Inspiration. Don’t we all need to be inspired by something to be able to create and be moved to do. We all need that drive inside of us that awakens us. We all would like to look at life inspired, every day. We all have experienced this at one moment or another in our lives. We all have been moved to action by an incredible song, speech, story, a book, a personal hero, an experience in life.
We all have our heroes and moments and places we go for inspiration. Although, there is always that moment where we do not seem to find inspiration. I know I have been in places where I need that extra push, and do not find my Self. It is a lonely and difficult place to be. Life at that moment seems that sinks in altogether and at once. All loses perspective, and the world loses its natural brightness. Only then is when we are able to look inside and ask…humbly. Those “dark” moments are the most important movements in our lives, because from that place is when we are prone to grow, to change.

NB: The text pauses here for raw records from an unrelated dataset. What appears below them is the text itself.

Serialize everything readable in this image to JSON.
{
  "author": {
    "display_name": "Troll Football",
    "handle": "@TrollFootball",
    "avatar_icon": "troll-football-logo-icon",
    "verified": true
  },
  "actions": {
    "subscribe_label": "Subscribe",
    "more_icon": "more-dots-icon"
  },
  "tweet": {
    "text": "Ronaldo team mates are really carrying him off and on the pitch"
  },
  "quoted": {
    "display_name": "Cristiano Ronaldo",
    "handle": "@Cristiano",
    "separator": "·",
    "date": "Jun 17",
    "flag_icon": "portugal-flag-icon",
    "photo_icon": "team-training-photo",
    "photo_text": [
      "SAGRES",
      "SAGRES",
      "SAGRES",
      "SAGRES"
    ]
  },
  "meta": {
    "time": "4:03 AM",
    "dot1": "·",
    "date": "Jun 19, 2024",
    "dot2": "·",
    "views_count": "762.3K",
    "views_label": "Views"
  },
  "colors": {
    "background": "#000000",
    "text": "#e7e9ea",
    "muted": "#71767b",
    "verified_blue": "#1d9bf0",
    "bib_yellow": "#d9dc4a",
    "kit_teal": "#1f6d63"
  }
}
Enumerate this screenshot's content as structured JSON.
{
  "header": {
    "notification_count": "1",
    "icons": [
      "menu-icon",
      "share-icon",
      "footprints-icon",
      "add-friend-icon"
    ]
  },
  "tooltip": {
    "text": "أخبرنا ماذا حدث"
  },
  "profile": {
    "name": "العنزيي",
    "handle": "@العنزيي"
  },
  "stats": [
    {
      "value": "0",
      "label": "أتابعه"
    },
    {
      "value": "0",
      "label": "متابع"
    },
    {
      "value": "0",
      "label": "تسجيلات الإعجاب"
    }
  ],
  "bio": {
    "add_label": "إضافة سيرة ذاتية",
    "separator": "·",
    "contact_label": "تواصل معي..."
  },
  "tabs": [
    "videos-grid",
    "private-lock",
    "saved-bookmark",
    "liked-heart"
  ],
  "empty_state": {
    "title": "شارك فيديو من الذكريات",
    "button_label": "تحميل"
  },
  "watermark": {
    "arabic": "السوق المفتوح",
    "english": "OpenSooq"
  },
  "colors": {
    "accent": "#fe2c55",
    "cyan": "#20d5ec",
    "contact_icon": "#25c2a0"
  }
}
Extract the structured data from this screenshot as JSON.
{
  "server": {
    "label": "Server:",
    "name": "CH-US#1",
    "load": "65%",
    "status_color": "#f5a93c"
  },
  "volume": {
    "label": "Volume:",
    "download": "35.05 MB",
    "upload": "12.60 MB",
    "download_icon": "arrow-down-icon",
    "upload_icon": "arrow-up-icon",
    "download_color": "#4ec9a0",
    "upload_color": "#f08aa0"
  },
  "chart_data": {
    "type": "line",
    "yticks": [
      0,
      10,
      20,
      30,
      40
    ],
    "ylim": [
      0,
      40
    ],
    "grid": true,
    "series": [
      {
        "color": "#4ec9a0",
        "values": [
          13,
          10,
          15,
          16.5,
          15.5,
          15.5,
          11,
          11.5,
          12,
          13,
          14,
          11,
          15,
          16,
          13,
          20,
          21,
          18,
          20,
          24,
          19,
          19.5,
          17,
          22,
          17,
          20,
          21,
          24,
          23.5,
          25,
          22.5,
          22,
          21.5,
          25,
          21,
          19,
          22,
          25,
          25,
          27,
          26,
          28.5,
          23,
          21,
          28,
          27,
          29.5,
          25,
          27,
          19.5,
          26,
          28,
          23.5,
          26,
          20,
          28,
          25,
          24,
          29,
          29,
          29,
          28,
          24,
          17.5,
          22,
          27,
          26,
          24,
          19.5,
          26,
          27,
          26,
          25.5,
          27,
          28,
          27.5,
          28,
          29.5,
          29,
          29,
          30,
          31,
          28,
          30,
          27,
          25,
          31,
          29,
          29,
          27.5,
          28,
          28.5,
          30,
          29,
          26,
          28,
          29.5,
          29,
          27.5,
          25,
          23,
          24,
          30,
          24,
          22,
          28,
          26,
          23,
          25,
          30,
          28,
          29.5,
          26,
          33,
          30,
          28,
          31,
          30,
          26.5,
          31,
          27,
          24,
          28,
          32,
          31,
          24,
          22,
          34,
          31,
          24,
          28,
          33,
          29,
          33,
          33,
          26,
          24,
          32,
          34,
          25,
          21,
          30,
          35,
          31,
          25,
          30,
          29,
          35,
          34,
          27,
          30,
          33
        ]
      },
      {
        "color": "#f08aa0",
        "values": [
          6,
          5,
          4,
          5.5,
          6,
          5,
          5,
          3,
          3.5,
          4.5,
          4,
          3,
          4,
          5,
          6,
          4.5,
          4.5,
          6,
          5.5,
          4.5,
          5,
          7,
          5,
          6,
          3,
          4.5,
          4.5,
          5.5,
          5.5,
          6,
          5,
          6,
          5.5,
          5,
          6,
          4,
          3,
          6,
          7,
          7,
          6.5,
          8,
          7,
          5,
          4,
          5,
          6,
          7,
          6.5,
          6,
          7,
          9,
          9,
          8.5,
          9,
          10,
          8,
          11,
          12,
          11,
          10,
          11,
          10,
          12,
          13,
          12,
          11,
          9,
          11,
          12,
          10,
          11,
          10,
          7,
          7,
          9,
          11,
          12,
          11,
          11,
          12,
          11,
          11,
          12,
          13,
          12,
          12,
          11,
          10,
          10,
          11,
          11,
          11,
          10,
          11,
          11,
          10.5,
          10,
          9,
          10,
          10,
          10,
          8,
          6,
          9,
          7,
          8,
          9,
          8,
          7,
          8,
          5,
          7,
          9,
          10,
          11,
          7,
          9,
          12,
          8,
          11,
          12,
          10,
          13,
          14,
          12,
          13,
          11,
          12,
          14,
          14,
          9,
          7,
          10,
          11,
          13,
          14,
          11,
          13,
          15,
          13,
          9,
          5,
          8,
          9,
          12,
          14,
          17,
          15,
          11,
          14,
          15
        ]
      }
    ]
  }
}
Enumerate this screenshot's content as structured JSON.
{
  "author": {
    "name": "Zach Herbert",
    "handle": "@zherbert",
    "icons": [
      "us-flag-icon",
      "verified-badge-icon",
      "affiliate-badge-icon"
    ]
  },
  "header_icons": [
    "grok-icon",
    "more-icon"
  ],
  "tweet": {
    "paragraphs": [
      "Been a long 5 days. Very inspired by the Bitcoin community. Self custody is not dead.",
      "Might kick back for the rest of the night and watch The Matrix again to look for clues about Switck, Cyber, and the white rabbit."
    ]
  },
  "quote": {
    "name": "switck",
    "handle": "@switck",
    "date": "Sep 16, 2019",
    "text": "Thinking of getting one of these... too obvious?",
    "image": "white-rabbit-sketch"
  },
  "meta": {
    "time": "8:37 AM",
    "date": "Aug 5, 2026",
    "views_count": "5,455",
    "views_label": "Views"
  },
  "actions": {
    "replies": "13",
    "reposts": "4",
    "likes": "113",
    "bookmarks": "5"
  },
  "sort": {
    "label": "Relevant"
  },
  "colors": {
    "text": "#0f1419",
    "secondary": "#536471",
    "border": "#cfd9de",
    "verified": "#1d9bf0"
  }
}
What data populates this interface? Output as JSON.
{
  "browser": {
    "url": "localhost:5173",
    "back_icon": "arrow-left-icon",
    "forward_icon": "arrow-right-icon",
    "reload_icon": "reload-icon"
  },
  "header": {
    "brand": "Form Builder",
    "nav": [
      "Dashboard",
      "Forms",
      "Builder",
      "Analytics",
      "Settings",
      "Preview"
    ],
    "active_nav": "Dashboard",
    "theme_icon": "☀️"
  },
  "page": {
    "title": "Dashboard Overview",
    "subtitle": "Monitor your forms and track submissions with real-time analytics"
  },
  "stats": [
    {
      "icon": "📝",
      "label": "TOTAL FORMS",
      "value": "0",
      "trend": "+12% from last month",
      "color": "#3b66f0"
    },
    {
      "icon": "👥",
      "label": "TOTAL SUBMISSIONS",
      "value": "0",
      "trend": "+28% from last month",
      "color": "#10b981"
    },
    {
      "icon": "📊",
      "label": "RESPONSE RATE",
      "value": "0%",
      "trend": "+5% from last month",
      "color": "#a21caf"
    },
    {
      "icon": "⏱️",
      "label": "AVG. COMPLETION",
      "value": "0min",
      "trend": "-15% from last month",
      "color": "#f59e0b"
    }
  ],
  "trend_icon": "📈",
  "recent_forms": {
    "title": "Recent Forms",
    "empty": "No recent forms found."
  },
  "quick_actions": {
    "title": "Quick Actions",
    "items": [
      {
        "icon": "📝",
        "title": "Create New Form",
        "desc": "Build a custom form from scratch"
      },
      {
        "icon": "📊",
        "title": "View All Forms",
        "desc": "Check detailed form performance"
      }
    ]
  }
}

All great saints in history have had those moments. Imagine what about us simple mortals! St. Francis of Assisi called those his dark nights. The great Queen Kunti, from the Hindu tradition, used to pray to Krishna that He brought her moments on difficulty, because those were the only times she would sincerely not forget Him. So those dark nights are not a negative thing, they are our inspiration too.
Inspired, as I have heard from the author and teacher Wayne Dyer is to be “in-spirit”. We all need to remember our spirit. And it does not matter what we call that spirit, atman, soul, energy, chi. We all need to reconnect to that constantly. We do forget that we are a soul living the experience in this body. It is easier to identify ourselves with our limited exterior. We think we are our body, jobs, our bank account, our thoughts. Those are limited sources of inspiration. We have to remember, to re-member, or become members again, to reconnect to our spiritual source. There lies the source of our inspiration. Meditation, prayer, breath, silence, contemplation, etc., all these are tools to reconnect. Yoga has been the inspiration of my life, and still is. It is my moving meditation, my communication with my atman. It is through this practice that I find my inspiration to be of service to others. Be inspired…do not forget.
God doesn’t require us to succeed; he only requires that you try.